Shame, however, has gone out of Thatcherite Britain – the shame of being a racist, of being a capitalist, of getting power, making money, regardless of all else, everyone else. We have been taken over by the morality of grocer capitalism, merchant capitalism, buy and sell capitalism where profit is only tempered by Calvinist moralism – and it is the same set of values that has trickled down into the race relations industry.
Of course, there is a morality involved in the fight against racism, but it refers not to the morality of individuals but to the morality of social justice. It is the prosperous, sanctimonious Right that prescribes morals to people and, from the height of its smug conceit, ordains how people should think and behave. It is a moralism that reflects a mean, narrow, closed-down, ungenerous view of life – one that does not take risks with people, with human relationships, enlarge human creativity, ‘exhaust’ in Pindar’s phrase ‘the realm of the possible’. It seeks, instead, to gather up all the infinite variety of human experience and force it into the ungiving mould of its own righteousness.And it does it in the name of the individual, as though the individual grows in solitary confinement, removed from the collective good, in competition with everyone, trying to do the other in, instead of raising the other up and oneself with it.

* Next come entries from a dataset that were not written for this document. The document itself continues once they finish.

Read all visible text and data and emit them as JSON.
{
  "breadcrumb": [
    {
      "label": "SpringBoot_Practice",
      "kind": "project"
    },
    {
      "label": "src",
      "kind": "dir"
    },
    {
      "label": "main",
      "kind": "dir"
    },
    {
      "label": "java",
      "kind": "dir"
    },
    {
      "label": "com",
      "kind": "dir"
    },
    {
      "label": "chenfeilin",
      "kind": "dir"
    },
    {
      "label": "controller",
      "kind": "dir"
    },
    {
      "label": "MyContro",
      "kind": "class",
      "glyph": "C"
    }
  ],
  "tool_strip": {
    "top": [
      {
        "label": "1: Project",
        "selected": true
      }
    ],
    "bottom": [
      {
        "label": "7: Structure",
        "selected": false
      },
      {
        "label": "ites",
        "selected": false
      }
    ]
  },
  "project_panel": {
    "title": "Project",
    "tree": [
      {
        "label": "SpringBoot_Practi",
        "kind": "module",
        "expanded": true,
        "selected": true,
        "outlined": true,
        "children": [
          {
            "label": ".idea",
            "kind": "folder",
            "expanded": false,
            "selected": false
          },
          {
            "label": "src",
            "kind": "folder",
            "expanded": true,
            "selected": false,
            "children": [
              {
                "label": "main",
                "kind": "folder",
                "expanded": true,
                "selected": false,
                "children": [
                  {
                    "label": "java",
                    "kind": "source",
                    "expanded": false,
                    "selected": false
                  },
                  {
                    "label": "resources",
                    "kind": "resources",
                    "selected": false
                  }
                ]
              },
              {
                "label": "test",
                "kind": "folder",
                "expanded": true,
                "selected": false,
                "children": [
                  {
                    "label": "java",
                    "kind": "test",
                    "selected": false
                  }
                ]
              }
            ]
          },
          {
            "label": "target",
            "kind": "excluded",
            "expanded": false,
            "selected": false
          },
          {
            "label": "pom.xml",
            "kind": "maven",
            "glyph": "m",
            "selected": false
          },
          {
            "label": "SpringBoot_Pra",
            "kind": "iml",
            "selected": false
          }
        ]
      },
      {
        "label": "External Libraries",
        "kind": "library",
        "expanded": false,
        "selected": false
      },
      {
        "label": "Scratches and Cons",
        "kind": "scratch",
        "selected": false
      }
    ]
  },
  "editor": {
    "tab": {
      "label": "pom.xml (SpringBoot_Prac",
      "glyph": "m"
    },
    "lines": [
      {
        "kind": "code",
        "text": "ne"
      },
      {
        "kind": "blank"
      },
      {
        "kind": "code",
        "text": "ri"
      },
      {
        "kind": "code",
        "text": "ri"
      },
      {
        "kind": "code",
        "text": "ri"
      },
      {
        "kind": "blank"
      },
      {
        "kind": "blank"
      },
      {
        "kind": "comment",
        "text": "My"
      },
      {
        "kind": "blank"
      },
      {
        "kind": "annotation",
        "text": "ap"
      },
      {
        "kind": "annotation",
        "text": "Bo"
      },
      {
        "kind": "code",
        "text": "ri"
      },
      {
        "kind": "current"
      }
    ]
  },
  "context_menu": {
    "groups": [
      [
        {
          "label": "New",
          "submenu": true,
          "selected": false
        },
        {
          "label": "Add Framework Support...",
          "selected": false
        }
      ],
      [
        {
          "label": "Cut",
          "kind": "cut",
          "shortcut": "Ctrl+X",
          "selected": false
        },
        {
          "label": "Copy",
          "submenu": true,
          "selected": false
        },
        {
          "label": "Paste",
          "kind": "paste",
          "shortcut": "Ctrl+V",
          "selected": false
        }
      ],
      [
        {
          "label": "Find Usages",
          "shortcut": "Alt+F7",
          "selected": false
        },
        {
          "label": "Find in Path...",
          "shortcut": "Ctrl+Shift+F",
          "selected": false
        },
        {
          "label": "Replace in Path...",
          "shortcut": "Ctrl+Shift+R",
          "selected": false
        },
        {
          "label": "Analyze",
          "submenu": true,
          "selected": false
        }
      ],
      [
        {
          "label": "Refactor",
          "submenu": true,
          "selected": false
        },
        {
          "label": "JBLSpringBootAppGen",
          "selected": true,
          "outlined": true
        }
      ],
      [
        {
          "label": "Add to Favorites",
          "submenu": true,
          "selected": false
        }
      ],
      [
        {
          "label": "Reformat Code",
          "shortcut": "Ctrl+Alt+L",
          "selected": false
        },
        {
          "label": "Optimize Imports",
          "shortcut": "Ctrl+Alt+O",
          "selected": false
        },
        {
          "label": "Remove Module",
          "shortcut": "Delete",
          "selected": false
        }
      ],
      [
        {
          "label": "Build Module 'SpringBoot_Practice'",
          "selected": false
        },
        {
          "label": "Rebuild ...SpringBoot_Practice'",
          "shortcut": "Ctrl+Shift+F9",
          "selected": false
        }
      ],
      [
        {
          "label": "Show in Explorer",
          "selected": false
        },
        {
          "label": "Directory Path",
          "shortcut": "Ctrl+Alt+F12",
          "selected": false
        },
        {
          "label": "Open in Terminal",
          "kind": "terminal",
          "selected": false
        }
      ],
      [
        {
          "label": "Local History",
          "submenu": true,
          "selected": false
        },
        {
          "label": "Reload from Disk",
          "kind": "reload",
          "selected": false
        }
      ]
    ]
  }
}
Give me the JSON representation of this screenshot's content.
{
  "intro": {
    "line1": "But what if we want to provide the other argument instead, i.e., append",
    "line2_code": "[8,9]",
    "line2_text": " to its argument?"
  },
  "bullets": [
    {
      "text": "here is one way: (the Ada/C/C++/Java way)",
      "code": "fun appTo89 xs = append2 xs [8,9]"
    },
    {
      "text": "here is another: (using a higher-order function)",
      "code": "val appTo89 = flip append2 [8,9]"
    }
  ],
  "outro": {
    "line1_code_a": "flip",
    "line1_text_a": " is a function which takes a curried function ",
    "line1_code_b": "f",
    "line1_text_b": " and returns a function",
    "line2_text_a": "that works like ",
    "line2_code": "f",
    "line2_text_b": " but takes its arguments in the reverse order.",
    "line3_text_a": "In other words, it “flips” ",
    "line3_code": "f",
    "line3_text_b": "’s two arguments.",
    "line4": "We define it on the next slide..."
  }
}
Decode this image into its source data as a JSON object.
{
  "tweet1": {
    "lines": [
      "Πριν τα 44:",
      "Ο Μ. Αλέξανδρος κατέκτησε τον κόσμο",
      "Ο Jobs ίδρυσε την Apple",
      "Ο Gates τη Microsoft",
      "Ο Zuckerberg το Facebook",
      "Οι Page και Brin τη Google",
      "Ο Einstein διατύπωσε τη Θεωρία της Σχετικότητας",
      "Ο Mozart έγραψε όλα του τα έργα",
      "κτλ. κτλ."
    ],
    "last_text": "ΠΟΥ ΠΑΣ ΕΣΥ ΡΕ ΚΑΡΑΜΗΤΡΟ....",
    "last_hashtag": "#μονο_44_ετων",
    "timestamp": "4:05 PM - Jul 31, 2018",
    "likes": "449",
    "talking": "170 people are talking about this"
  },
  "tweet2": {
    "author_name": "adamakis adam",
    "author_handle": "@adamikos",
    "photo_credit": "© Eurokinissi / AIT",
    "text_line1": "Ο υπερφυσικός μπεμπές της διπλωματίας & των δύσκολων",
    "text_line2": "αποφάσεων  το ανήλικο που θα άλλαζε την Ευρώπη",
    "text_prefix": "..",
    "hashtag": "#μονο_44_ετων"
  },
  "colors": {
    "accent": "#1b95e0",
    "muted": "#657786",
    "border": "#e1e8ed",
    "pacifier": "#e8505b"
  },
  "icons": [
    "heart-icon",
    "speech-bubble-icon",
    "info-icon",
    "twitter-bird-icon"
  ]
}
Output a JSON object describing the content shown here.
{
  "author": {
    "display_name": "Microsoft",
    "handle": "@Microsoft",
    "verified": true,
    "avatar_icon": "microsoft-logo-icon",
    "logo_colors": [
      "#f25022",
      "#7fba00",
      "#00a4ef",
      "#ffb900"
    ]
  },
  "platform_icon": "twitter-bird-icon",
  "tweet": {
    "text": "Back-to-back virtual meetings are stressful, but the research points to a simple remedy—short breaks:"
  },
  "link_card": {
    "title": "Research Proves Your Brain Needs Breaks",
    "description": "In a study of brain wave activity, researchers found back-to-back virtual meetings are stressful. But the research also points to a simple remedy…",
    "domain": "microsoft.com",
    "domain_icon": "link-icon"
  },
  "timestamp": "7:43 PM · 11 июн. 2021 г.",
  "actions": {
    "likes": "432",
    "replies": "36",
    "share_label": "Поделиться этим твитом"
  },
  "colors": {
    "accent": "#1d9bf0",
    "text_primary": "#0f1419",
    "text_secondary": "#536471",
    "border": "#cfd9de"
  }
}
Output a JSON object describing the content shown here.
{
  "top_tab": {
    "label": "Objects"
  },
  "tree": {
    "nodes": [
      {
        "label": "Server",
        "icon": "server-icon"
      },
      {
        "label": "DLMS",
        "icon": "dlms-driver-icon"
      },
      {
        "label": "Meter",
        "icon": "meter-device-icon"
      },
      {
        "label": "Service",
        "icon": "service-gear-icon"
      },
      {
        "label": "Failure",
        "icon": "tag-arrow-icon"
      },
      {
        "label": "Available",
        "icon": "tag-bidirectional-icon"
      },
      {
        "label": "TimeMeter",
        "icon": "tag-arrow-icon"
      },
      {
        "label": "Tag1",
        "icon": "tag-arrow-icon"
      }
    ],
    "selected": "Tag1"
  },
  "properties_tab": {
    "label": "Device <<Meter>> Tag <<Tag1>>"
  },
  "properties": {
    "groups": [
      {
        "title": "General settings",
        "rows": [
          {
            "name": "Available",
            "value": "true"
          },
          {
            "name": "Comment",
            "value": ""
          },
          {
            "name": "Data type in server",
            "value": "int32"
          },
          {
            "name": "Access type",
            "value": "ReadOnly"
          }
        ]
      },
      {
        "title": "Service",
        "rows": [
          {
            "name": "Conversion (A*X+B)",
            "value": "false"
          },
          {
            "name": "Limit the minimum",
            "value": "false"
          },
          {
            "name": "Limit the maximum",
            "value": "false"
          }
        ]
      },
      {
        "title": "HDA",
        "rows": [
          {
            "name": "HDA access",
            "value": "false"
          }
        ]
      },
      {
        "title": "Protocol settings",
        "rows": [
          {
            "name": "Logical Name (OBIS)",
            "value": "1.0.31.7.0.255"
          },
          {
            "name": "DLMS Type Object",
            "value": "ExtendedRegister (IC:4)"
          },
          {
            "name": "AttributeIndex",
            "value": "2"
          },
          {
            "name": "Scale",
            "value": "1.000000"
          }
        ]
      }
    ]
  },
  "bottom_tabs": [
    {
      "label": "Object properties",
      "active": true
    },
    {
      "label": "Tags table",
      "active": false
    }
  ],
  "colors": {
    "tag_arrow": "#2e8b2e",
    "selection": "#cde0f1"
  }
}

The Left’s mistake was to accept this spurious equation of individual growth with individualism and confuse personal moralism with socialist morality – both (individualism and moralism) potent ingredients in the witches’ brew of right-wing fundamentalism.
It is such a fundamentalism that informs certain aspects of the pro posed Education Bill – in particular, its national curriculum which not only narrows the focus of the subjects that it prescribes as core, such as History, to a one-dimensional nationalist perspective but actively discourages at the same time the study of international subjects such as Peace Studies or Black Studies. Children are not to be put at risk to the world outside, opened out to the experience of other races and peoples, or encouraged to look at themselves and their histories from the vantage point of such experience. On the contrary, they are not even to be taught to relate healthily to the different experiences and cultures of the fellow students around them through an education in other cultures and in the racism of their own · which renders those other cultures inferior. Instead, they are, if the New Right continues to have its say, to be afforded a ‘colour-blind’, conflict-free education in a world replete with colour and conflict.